The small white cabinet is the replacement for the large one that originally rode in the back.  It provides storage for a variety of small items like duct tape, flash lights and batteries.  The Velcro straps are to secure the drawers while traveling.


The most important change to the outside of the van is the addition of the Data Storm Satellite Internet System.  This gives us high-speed internet access almost any where we go.  I know it works as far south as Puerto Vallarta, Mexico since we were there last winter.  I was told that it still works in Acapulco.  Maybe I'll find out this winter.  It often makes us very popular since we allow our neighbors to use it as well.

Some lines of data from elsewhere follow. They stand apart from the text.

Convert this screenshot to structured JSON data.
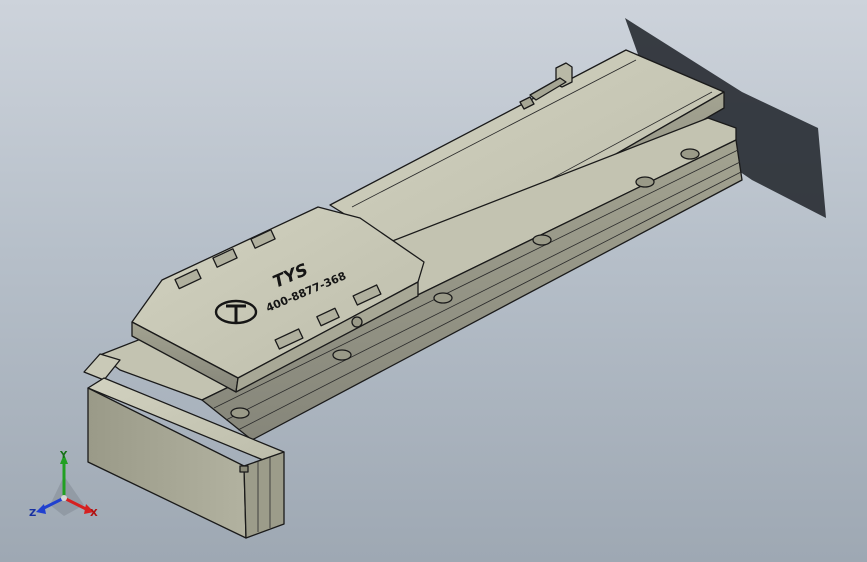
{
  "model": {
    "brand": "TYS",
    "phone": "400-8877-368"
  },
  "triad": {
    "x_label": "X",
    "y_label": "Y",
    "z_label": "Z"
  },
  "colors": {
    "background_top": "#cdd3db",
    "background_bottom": "#9ea8b3",
    "body": "#c7c7b5",
    "body_dark": "#8e8e7c",
    "shadow": "#2a2f35",
    "axis_x": "#d62020",
    "axis_y": "#22a022",
    "axis_z": "#2040d0"
  },
  "icons": {
    "logo": "tys-logo-icon",
    "triad": "view-orientation-triad-icon"
  }
}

The antenna weighs 104 pounds and is mounted on a 2X4 foot aluminum plate to provide a secure base and to spread the weight on the rooftop.  It lays down flat for traveling and doesn't seem to degrade performance.  It adds only nine inches to our height when stowed.  When it was being installed in an RV park in Texas, a neighbor came over to express his concern that it might tip the van over.  He became much more supportive as he became convinced that all was well.  He even pointed out that, with a trailing wind, it could be used as a sail to save fuel.

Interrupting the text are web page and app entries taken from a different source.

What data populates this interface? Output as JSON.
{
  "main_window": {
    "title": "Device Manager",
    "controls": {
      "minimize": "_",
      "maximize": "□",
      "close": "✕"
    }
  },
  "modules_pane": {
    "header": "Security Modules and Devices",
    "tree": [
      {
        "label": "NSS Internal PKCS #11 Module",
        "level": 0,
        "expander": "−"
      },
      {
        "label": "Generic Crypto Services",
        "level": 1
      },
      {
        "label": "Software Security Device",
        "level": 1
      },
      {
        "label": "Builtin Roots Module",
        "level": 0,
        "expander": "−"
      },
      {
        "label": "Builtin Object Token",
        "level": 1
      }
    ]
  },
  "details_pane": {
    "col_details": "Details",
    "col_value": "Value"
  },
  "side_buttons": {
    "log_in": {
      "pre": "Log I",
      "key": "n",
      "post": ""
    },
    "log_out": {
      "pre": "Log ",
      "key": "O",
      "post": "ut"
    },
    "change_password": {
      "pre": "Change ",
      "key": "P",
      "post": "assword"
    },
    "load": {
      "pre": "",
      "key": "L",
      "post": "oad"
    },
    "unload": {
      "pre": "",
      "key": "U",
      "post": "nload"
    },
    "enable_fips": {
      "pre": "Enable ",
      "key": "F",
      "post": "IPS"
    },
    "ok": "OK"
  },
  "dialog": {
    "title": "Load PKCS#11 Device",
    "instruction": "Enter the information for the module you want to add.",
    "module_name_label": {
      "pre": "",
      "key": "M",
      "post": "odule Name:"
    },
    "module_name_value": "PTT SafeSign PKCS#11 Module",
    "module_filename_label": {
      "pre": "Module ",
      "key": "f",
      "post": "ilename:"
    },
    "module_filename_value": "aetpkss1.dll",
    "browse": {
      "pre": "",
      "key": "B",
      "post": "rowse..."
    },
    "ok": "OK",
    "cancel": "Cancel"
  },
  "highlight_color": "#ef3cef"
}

While we were planning our trip to Alaska, we heard all sorts of horror stories about the terrible roads and about damage done by rocks kicked up by passing trucks.  We decided to install a guard to protect the radiator and headlights.  This one was built and installed at an auto specialty shop in Nevada.  It may be somewhat over designed.  It is made from three inch steel pipe and is fully welded.  It is secured to the frame by 28 three-eights inch bolts.  We no longer need it for its original purpose but perhaps it will now serve as a deer guard.



The latch on the hot water heater access door is difficult and expensive to replace.  After replacing it twice in the first six months, I repaired it the next time using a tab from a beer can and some baling wire.  It works fine and has lasted more than a year.

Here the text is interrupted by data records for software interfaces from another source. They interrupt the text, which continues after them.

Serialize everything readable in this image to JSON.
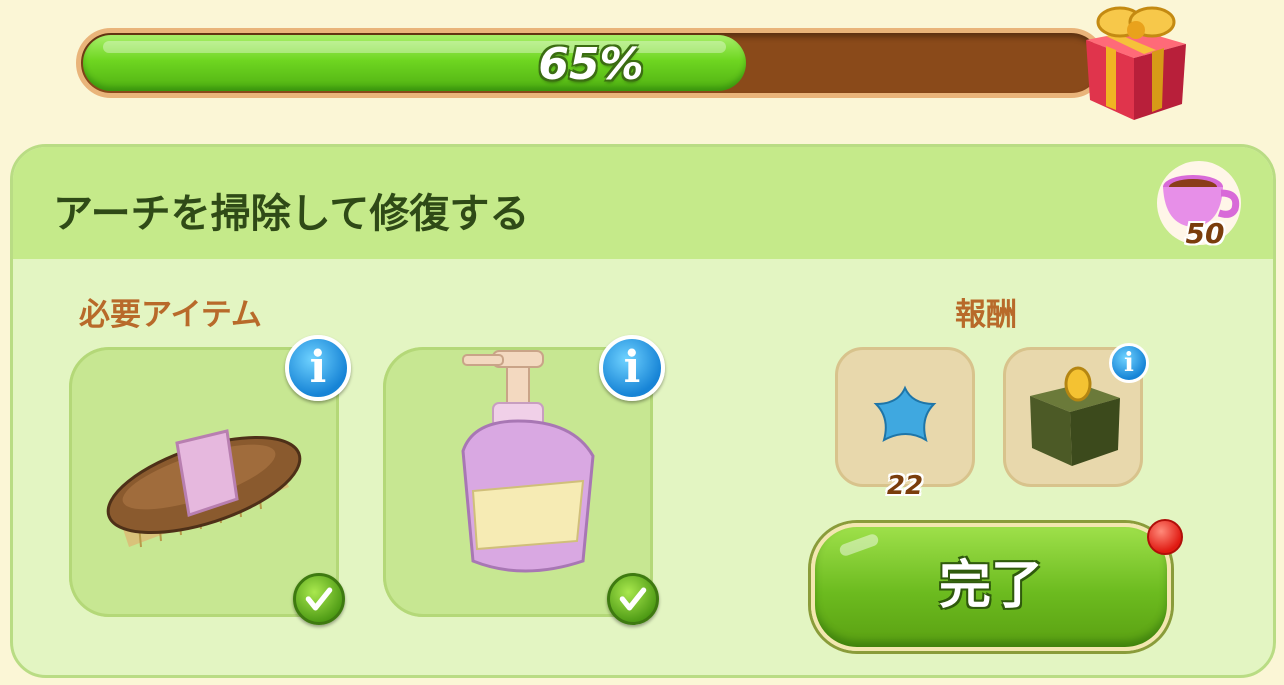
{
  "progress": {
    "percent_label": "65%",
    "fraction": 0.65,
    "fill_color": "#6fd621",
    "track_color": "#8a4a1a"
  },
  "gift": {
    "icon": "gift-box-icon"
  },
  "task": {
    "title": "アーチを掃除して修復する",
    "energy_cost": "50",
    "energy_icon": "teacup-icon"
  },
  "required": {
    "label": "必要アイテム",
    "items": [
      {
        "icon": "brush-icon",
        "status": "complete"
      },
      {
        "icon": "soap-bottle-icon",
        "status": "complete"
      }
    ]
  },
  "rewards": {
    "label": "報酬",
    "items": [
      {
        "icon": "blue-star-icon",
        "count": "22"
      },
      {
        "icon": "coin-bank-box-icon"
      }
    ]
  },
  "action": {
    "complete_label": "完了",
    "accent": "#6cbb1f"
  }
}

The round, brown bags in the left end of the outside compartment hold my two water hoses and the power extension cord.  They take up less room since they can be stored on edge and are neat and untangled when I want to use them.  The bags were advertised in a catalog from Nothern Tool and Equipment to hold jumper cables and, in fact, I use a fourth one for that purpose.  The jumper cables are stored under the cover for the spare tire.  The bags can be found online at

It is not obvious but there is a quick-disconnect on the water hose.  Connecting the hose without this is an invitation to skinned knuckles and language that may not endear you to your neighbor.



And last but not least is the sign on the back of our home.  We show our name and email address because we want people to communicate with us.  So far it hasn't resulted in any spam.  The common factor between us and the turtles has nothing to do with speed, although we are generally not in any hurry to get any place, but has to do with the fact that a turtle carries his home around with him and so do we.

The four strange looking characters between the two turtles is the Cherokee word for "turtle".  It is written using the Cherokee alphabet invented by a Cherokee named Sequoia in the early 1800s and is still used today.  Sequoia did not speak English nor could he read or write in any language.  He used the characters from an old English book having no idea what they meant.  It looks strange to us but it works very well.  By 1860, there were a number of books and newspapers being published in the Cherokee Nation, more than in any state in the union.  There was also, by the way, a 95% literacy rate there compared to about 30% in any state.  In case you haven't already guessed, I am a half-breed Cherokee out of Oklahoma and rather proud of it .


None of the changes or additions we have made are very significant but together they have made living and traveling in this small rig not only possible but the greatest of pleasures.